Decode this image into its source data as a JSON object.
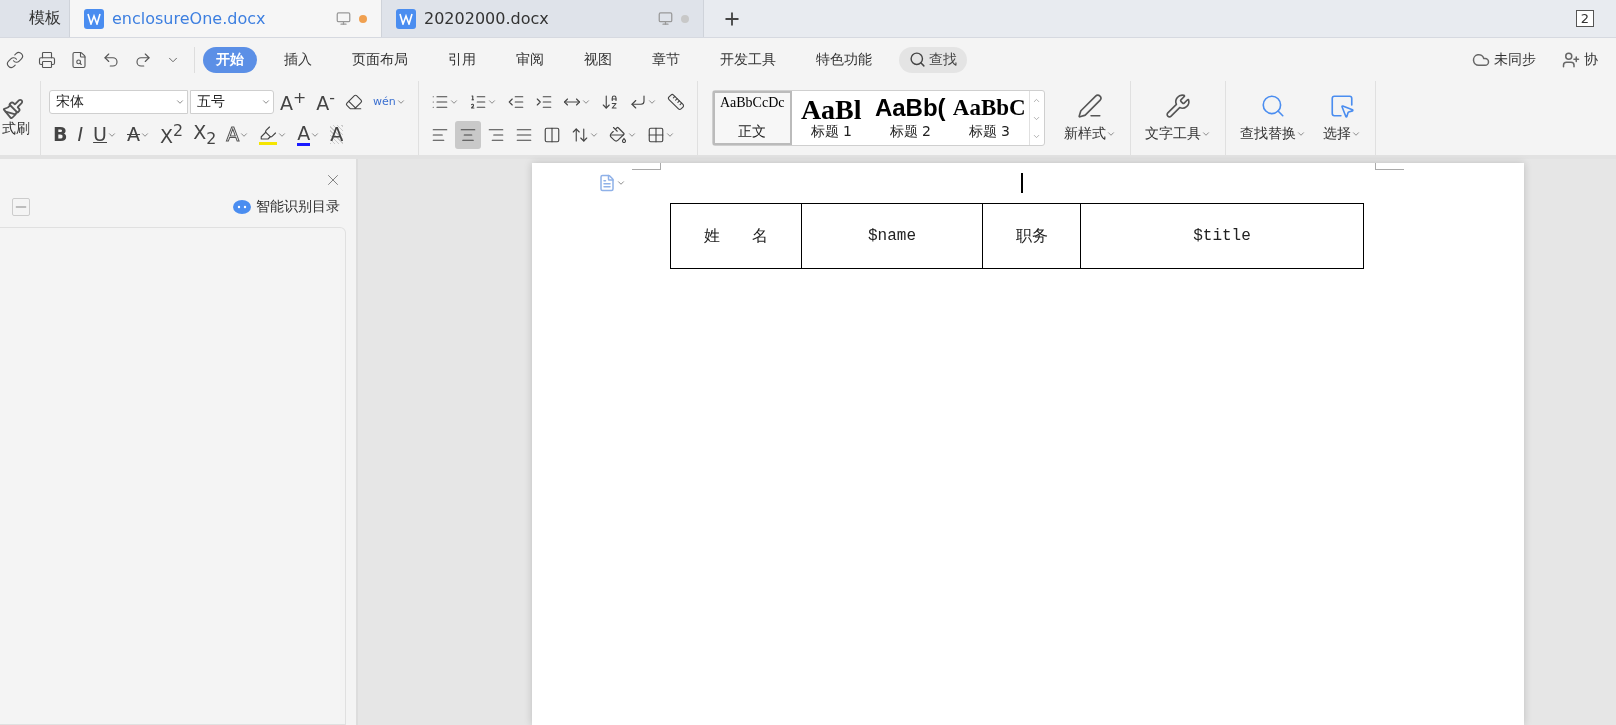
{
  "tabs": [
    {
      "label": "模板",
      "selected": false
    },
    {
      "label": "enclosureOne.docx",
      "selected": true,
      "modified": true
    },
    {
      "label": "20202000.docx",
      "selected": false,
      "modified": false
    }
  ],
  "window_count": "2",
  "menu": [
    {
      "label": "开始",
      "selected": true
    },
    {
      "label": "插入",
      "selected": false
    },
    {
      "label": "页面布局",
      "selected": false
    },
    {
      "label": "引用",
      "selected": false
    },
    {
      "label": "审阅",
      "selected": false
    },
    {
      "label": "视图",
      "selected": false
    },
    {
      "label": "章节",
      "selected": false
    },
    {
      "label": "开发工具",
      "selected": false
    },
    {
      "label": "特色功能",
      "selected": false
    }
  ],
  "search_button": "查找",
  "sync": {
    "label": "未同步"
  },
  "collab": {
    "label": "协"
  },
  "ribbon": {
    "format_painter": "式刷",
    "font": {
      "face": "宋体",
      "size": "五号"
    },
    "glyphs": {
      "grow": "A$^{+}$",
      "shrink": "A$^{-}$",
      "pinyin": "wén",
      "bold": "B",
      "italic": "I",
      "underline": "U",
      "strike": "A",
      "sup": "X$^{2}$",
      "sub": "X$_{2}$",
      "effect": "A",
      "font_color": "A",
      "shade": "A"
    },
    "alignment": [
      {
        "selected": false
      },
      {
        "selected": true
      },
      {
        "selected": false
      },
      {
        "selected": false
      },
      {
        "selected": false
      }
    ],
    "styles": [
      {
        "preview": "AaBbCcDc",
        "label": "正文",
        "kind": "body",
        "selected": true
      },
      {
        "preview": "AaBl",
        "label": "标题 1",
        "kind": "h1",
        "selected": false
      },
      {
        "preview": "AaBb(",
        "label": "标题 2",
        "kind": "h2",
        "selected": false
      },
      {
        "preview": "AaBbC",
        "label": "标题 3",
        "kind": "h3",
        "selected": false
      }
    ],
    "tools": [
      {
        "label": "新样式"
      },
      {
        "label": "文字工具"
      },
      {
        "label": "查找替换"
      },
      {
        "label": "选择"
      }
    ]
  },
  "nav_panel": {
    "smart_toc": "智能识别目录"
  },
  "document": {
    "table": [
      [
        "姓　　名",
        "$name",
        "职务",
        "$title"
      ]
    ]
  }
}
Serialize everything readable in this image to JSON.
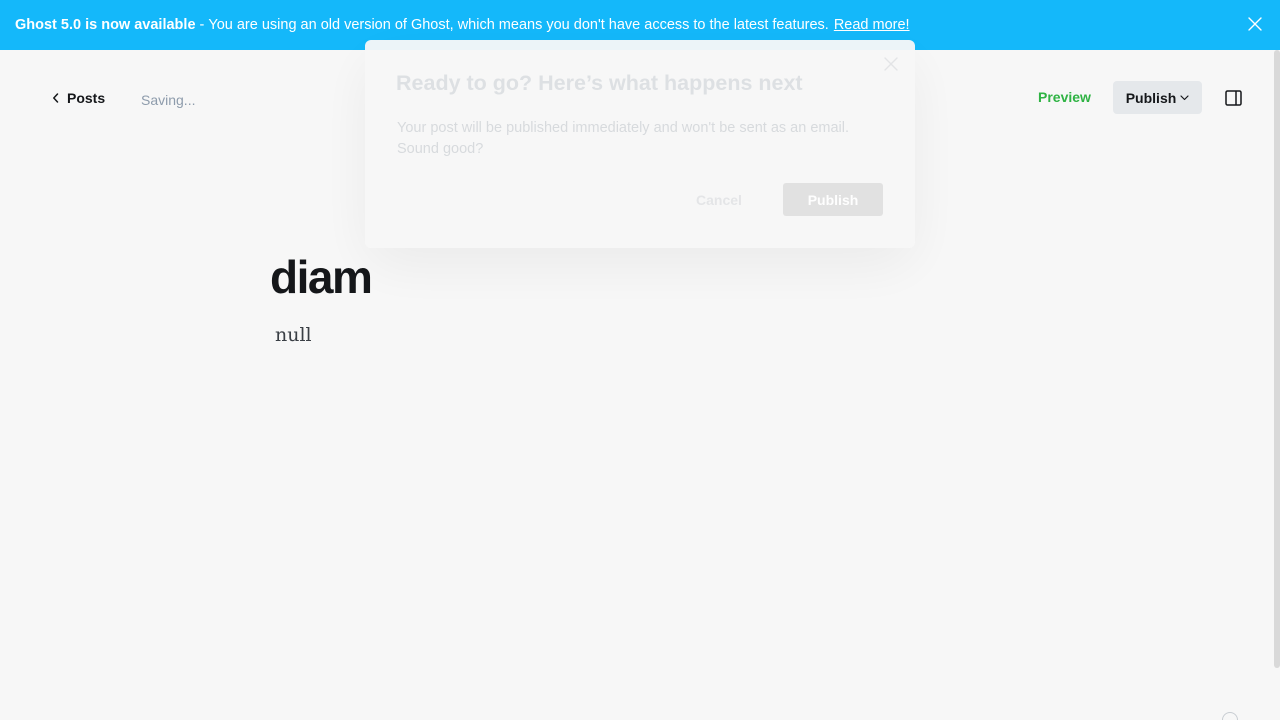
{
  "banner": {
    "strong_text": "Ghost 5.0 is now available",
    "separator": "-",
    "message": "You are using an old version of Ghost, which means you don't have access to the latest features.",
    "link_label": "Read more!",
    "close_icon": "close-icon"
  },
  "header": {
    "back_label": "Posts",
    "back_icon": "chevron-left-icon",
    "status": "Saving...",
    "preview_label": "Preview",
    "publish_label": "Publish",
    "publish_icon": "chevron-down-icon",
    "settings_icon": "sidebar-toggle-icon"
  },
  "post": {
    "title": "diam",
    "body": "null"
  },
  "modal": {
    "title": "Ready to go? Here’s what happens next",
    "message": "Your post will be published immediately and won't be sent as an email. Sound good?",
    "cancel_label": "Cancel",
    "confirm_label": "Publish",
    "close_icon": "close-icon"
  },
  "colors": {
    "banner_bg": "#14b8fa",
    "preview_green": "#2fb344",
    "page_bg": "#f7f7f7"
  }
}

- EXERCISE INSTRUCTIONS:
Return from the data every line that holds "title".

- COMPLETED EXERCISE:
        "$title"
    "title": "diam",
    "title": "Ready to go? Here’s what happens next",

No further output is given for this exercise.